SUPPLIED MATERIAL:
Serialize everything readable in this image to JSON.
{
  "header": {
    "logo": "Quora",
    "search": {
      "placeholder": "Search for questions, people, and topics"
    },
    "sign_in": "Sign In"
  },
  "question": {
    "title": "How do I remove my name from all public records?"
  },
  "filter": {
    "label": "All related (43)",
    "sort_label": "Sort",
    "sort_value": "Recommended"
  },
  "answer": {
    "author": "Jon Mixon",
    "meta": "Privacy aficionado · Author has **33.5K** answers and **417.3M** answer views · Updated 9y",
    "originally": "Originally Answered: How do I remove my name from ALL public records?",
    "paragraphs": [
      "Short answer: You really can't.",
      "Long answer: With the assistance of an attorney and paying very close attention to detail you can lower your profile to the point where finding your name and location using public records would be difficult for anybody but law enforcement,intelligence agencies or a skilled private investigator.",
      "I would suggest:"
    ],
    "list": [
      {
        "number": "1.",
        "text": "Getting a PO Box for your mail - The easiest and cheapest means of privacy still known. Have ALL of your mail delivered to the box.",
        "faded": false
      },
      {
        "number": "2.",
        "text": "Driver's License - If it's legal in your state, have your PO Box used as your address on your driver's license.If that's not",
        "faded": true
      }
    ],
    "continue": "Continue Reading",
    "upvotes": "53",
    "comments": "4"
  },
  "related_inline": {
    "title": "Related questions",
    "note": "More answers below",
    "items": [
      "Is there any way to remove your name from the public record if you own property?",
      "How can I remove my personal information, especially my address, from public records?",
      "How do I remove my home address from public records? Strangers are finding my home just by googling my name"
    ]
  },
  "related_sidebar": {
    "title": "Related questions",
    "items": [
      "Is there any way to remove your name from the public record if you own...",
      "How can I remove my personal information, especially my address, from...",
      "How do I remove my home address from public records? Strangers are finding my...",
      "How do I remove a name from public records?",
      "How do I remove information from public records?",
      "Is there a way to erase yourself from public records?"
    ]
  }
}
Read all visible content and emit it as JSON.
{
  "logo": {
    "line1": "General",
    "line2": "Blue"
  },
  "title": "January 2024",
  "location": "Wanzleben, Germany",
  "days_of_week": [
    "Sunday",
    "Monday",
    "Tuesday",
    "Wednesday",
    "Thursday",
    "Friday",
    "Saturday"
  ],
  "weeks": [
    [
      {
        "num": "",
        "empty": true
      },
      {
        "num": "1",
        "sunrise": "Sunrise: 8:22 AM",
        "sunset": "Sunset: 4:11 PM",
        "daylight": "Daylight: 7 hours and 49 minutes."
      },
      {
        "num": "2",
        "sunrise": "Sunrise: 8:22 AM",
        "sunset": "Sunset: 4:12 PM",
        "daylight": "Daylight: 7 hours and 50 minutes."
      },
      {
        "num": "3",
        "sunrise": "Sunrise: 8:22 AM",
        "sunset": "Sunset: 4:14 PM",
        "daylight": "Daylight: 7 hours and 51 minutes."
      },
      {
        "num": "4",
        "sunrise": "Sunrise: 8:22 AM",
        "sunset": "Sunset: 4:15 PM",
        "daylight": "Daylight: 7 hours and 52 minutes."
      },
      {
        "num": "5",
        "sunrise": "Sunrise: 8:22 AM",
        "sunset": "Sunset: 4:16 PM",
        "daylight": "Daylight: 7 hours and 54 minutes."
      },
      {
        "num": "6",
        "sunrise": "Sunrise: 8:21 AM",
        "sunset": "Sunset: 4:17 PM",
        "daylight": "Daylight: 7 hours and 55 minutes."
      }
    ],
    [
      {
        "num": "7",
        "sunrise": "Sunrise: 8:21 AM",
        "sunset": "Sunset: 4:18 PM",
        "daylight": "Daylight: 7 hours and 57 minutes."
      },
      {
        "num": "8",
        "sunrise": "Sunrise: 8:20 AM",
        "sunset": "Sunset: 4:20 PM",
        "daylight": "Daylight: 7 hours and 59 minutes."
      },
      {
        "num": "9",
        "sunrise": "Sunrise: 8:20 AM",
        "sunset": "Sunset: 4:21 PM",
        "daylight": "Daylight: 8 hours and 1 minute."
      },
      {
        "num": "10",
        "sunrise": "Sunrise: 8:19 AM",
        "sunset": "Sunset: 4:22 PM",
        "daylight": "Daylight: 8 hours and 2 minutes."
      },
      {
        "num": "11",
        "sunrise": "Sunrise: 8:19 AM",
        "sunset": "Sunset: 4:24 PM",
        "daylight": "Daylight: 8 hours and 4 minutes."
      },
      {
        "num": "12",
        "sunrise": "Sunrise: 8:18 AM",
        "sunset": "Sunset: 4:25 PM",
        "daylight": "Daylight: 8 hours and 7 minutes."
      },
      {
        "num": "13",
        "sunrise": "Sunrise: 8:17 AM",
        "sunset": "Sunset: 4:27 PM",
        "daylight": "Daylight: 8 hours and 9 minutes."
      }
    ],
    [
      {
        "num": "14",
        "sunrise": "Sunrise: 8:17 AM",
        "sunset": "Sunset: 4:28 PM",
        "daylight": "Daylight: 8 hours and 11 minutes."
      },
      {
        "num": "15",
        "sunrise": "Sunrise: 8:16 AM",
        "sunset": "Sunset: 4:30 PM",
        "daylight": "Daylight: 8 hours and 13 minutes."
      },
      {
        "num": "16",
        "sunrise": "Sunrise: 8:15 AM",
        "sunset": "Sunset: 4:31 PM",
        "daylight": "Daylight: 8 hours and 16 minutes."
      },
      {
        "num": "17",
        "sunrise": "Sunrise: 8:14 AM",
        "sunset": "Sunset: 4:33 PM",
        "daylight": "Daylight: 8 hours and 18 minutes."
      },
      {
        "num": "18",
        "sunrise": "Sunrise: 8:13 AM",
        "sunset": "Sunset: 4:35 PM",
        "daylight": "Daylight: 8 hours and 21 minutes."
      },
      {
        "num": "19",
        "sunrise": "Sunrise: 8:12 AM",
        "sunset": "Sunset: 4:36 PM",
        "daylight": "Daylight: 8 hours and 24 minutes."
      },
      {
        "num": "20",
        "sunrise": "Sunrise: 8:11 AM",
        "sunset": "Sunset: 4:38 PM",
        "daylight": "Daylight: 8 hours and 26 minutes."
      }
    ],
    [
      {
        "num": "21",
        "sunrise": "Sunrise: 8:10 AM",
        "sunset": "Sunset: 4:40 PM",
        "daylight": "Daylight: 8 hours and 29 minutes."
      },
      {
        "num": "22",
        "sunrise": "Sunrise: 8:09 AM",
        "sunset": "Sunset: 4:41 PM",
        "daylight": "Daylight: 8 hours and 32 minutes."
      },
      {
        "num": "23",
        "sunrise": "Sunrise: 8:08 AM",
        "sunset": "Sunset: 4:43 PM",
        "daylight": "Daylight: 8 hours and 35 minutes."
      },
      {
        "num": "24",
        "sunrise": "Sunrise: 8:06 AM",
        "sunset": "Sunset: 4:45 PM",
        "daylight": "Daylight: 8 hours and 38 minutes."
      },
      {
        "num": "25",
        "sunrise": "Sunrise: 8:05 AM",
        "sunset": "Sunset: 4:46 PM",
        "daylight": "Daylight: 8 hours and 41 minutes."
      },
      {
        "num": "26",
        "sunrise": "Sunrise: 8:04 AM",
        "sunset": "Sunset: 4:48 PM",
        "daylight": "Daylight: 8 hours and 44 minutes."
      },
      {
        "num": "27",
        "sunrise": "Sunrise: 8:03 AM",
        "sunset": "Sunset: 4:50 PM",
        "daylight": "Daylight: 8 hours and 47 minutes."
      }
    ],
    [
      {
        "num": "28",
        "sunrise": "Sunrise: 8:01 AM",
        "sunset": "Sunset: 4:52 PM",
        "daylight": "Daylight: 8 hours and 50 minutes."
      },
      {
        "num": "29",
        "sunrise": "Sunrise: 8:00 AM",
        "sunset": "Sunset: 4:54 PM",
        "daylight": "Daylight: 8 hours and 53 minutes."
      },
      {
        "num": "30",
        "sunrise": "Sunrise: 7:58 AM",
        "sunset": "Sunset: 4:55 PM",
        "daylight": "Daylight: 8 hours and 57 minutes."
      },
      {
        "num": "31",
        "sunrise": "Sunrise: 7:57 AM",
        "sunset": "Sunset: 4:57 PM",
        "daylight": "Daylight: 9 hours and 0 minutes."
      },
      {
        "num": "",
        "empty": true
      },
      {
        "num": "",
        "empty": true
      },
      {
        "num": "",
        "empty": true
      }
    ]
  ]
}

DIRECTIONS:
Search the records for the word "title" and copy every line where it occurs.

WRITTEN ANSWER:
    "title": "How do I remove my name from all public records?"
    "title": "Related questions",
    "title": "Related questions",
  "title": "January 2024",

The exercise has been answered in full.